The trial of Dr. Kermit Gosnell has been playing out in recent weeks in Pennsylvania. Dr. Gosnell is a doctor who for many, many years performed abortions in an abortion clinic in Philadelphia that catered to the poor women in that area. He is accused of negligently performing procedures on at least one woman who died at his hands. There were other women who died at his clinic, but charges are only pending in regard to one. He is also accused of killing in astoundingly brutal and cold blooded ways babies who were born alive. These babies were “allowed” to live for twenty minutes or more, moving their hands and feet and crying, before he or someone at his direction took scissors and “snipped” their heads off. (They referred to the “procedure” as “snipping”.)

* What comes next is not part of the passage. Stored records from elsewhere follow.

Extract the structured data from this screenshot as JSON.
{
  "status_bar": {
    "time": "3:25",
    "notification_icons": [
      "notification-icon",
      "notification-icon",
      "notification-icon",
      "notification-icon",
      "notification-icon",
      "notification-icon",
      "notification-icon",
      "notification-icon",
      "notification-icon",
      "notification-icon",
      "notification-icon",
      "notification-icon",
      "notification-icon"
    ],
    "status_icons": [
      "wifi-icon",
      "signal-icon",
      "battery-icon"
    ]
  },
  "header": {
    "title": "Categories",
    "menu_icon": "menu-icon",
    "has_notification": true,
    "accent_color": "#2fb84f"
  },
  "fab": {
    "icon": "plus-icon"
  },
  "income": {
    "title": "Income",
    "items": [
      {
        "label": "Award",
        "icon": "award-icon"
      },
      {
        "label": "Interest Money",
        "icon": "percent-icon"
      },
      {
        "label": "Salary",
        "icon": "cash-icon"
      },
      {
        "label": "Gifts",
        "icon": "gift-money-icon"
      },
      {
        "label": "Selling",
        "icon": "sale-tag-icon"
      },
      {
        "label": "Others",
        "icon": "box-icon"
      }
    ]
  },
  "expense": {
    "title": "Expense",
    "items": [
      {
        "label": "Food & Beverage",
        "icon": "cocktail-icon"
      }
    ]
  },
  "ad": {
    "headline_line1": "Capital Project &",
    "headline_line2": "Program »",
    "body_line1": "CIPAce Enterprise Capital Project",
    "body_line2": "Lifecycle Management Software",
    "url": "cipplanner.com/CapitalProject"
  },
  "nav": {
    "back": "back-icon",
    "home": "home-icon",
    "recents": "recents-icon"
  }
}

This is where the intellectual debate on abortion begins to come unglued. Roe v. Wade carved out the first trimester of pregnancy as a no man’s land between human life and something else. Since that time, the line has been advanced to the point of birth. Now, we have playing out in a court room in Pennsylvania a murder trial, and the only reason it is a murder trial is that the babies were “allowed” to live beyond birth, even if for only 20 minutes.

The dialogue is fascinating if not brutal, cold and frightful. Because the Doctor was negligent in performing the medical procedure of abortion, the fetuses were born alive; he is now being tried for the murder of babies. Four of them to be exact.

What turns an aborted fetus into a baby? The transition from fetus to child is minutes. Twenty minutes before birth, it is a surgical procedure; twenty minutes after birth it is cold blooded murder.

The Gosnell case is messy and makes a real mess of the abortion debate. It is hard to keep it at the intellectual level when babies’ heads are being snipped off as they lie on the table moving their limbs, breathing, trying to see the faces of the people who would otherwise be there to comfort and hold them. This case is hard to stomach and hard to fit into the intellectual boxes when the facts stare you in the face. The middle ground in the abortion debate is a no man’s land that is extremely uncomfortable to abide after reading the details of this case.

At least one reporter has completely changed positions on abortion as a result of covering the case. For an account, read and watch the interview of JD Mullane.